  1. Fax the signed copy of your return using your computer or mobile device to the IRS’s ERC claim withdrawal fax line at 855-738-7609. This is your withdrawal request. Keep your copy with your tax records.

IRS form 941-X adjusted employer's quarterly federal tax return or claim for refund form

 If you can’t fax your withdrawal request, you can mail it to the address in the instructions for the adjusted return that applies to your business or organization. Before doing so you should make a copy of the signed and dated first page to keep for your records.

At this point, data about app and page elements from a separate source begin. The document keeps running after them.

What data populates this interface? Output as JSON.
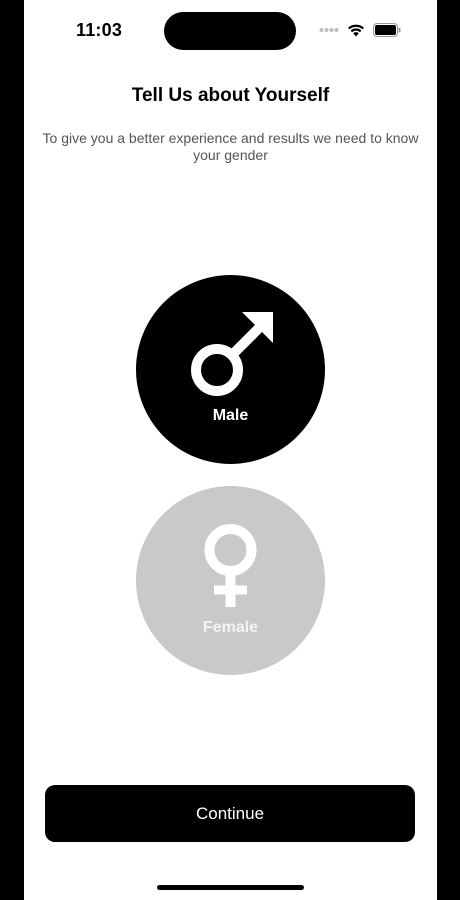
{
  "status_bar": {
    "time": "11:03",
    "icons": [
      "signal-dots-icon",
      "wifi-icon",
      "battery-icon"
    ]
  },
  "header": {
    "title": "Tell Us about Yourself",
    "subtitle": "To give you a better experience and results we need to know your gender"
  },
  "gender_options": [
    {
      "label": "Male",
      "icon": "male-symbol-icon",
      "selected": true,
      "color": "#000000"
    },
    {
      "label": "Female",
      "icon": "female-symbol-icon",
      "selected": false,
      "color": "#c9c9c9"
    }
  ],
  "continue_button": {
    "label": "Continue"
  }
}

It will take longer for the IRS to receive your request if you mail it. Track your package to confirm delivery.


Section B: You haven’t received a refund and you’ve been notified your claim is under audit

At this point you may want to engage a tax attorney, as well as the advisor submitting the claim(if any) for you, if for nothing else, to review your business and claim before you communicate with the IRS.

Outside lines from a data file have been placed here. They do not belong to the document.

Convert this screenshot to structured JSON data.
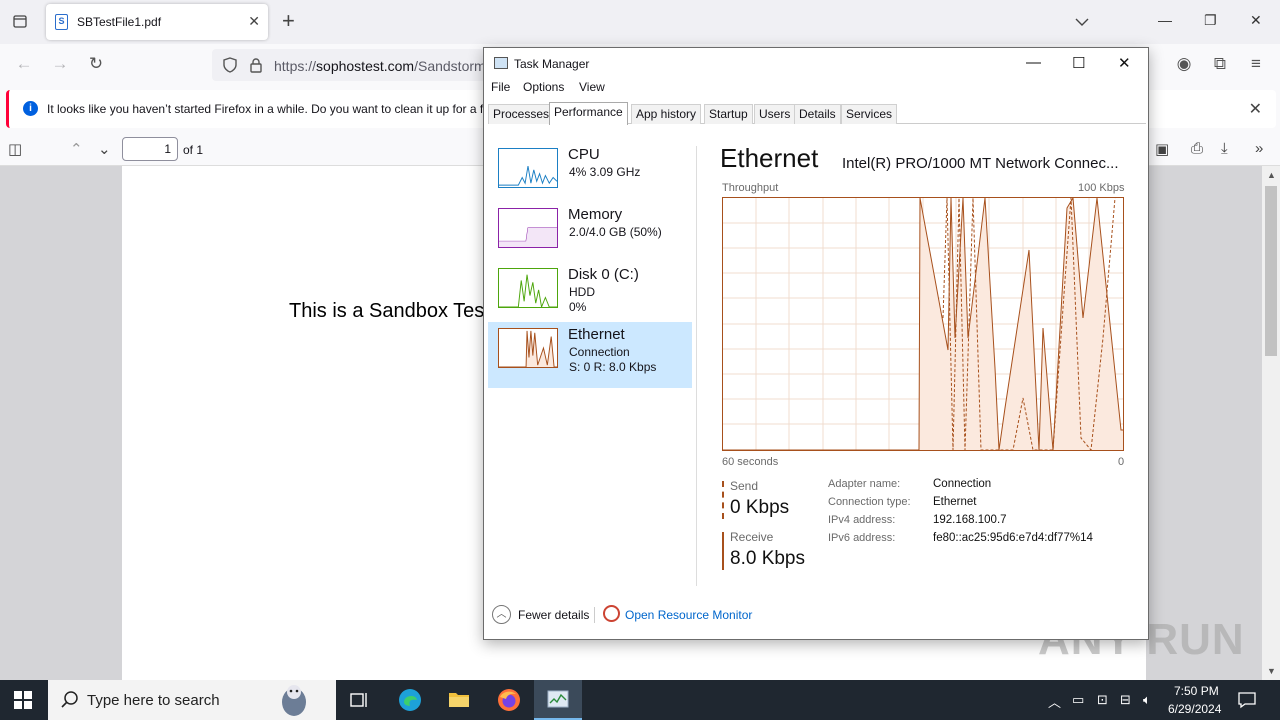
{
  "browser": {
    "tab_title": "SBTestFile1.pdf",
    "url_host": "sophostest.com",
    "url_prefix": "https://",
    "url_path": "/Sandstorm",
    "notice": "It looks like you haven’t started Firefox in a while. Do you want to clean it up for a fr",
    "page_number": "1",
    "page_of": "of 1",
    "pdf_text": "This is a Sandbox Tes"
  },
  "task_manager": {
    "title": "Task Manager",
    "menu": [
      "File",
      "Options",
      "View"
    ],
    "tabs": [
      "Processes",
      "Performance",
      "App history",
      "Startup",
      "Users",
      "Details",
      "Services"
    ],
    "active_tab": "Performance",
    "resources": [
      {
        "name": "CPU",
        "line1": "4% 3.09 GHz",
        "line2": "",
        "color": "#1b7fc4"
      },
      {
        "name": "Memory",
        "line1": "2.0/4.0 GB (50%)",
        "line2": "",
        "color": "#8b22a8"
      },
      {
        "name": "Disk 0 (C:)",
        "line1": "HDD",
        "line2": "0%",
        "color": "#4da60c"
      },
      {
        "name": "Ethernet",
        "line1": "Connection",
        "line2": "S: 0 R: 8.0 Kbps",
        "color": "#a7501c"
      }
    ],
    "detail": {
      "title": "Ethernet",
      "adapter": "Intel(R) PRO/1000 MT Network Connec...",
      "throughput_label": "Throughput",
      "max_label": "100 Kbps",
      "time_label": "60 seconds",
      "zero_label": "0",
      "send_label": "Send",
      "send_value": "0 Kbps",
      "receive_label": "Receive",
      "receive_value": "8.0 Kbps",
      "props": [
        {
          "key": "Adapter name:",
          "value": "Connection"
        },
        {
          "key": "Connection type:",
          "value": "Ethernet"
        },
        {
          "key": "IPv4 address:",
          "value": "192.168.100.7"
        },
        {
          "key": "IPv6 address:",
          "value": "fe80::ac25:95d6:e7d4:df77%14"
        }
      ]
    },
    "footer": {
      "fewer": "Fewer details",
      "monitor": "Open Resource Monitor"
    }
  },
  "taskbar": {
    "search_placeholder": "Type here to search",
    "time": "7:50 PM",
    "date": "6/29/2024"
  },
  "watermark": "ANY RUN"
}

However, if you would like to proceed on your own, the IRS instructs the following:

If you’ve been notified that the IRS is auditing the adjusted return that includes your ERC claim, prepare your withdrawal request using the steps in Section A, but don’t submit to the withdrawal fax line or mail it using the address below. Instead:

  • If you’ve been assigned an examiner, communicate with your examiner about how to submit your withdrawal request directly to them.
  • If you haven’t been assigned an examiner, respond to your audit notice with your withdrawal request, using the instructions in the notice for responding.

Again, I have to stress that you may be well served by discussing the matter with a tax attorney or tax professional before taking any action.


Section C: You received a refund check but haven’t cashed or deposited it

  1. Prepare the claim withdrawal request using the steps in Section A, but don’t fax the request.
  2. Write “Void” in the endorsement section on the back of the refund check.
  3. Include a note that says, “ERC Withdrawal” and briefly explain the reason for returning the refund check.
  4. Make copies for your tax records of the front and back of the voided check, the explanation notes and the signed and dated withdrawal request page.
  5. Don’t staple, bend or paper clip the voided check; include it with your claim withdrawal request and mail it to the IRS at:

Cincinnati Refund Inquiry Unit
PO Box 145500
Mail Stop 536G
Cincinnati, OH 45250

Track your package to confirm delivery.

What happens next

The IRS will send you a letter telling you whether your withdrawal request was accepted or rejected. Your approved request is not effective until you have your acceptance letter from the IRS.

If your withdrawal is accepted, you may need to amend your income tax return. If you need help, seek out a trusted tax professional. You’re welcome to reach out to Robert W Law for a review.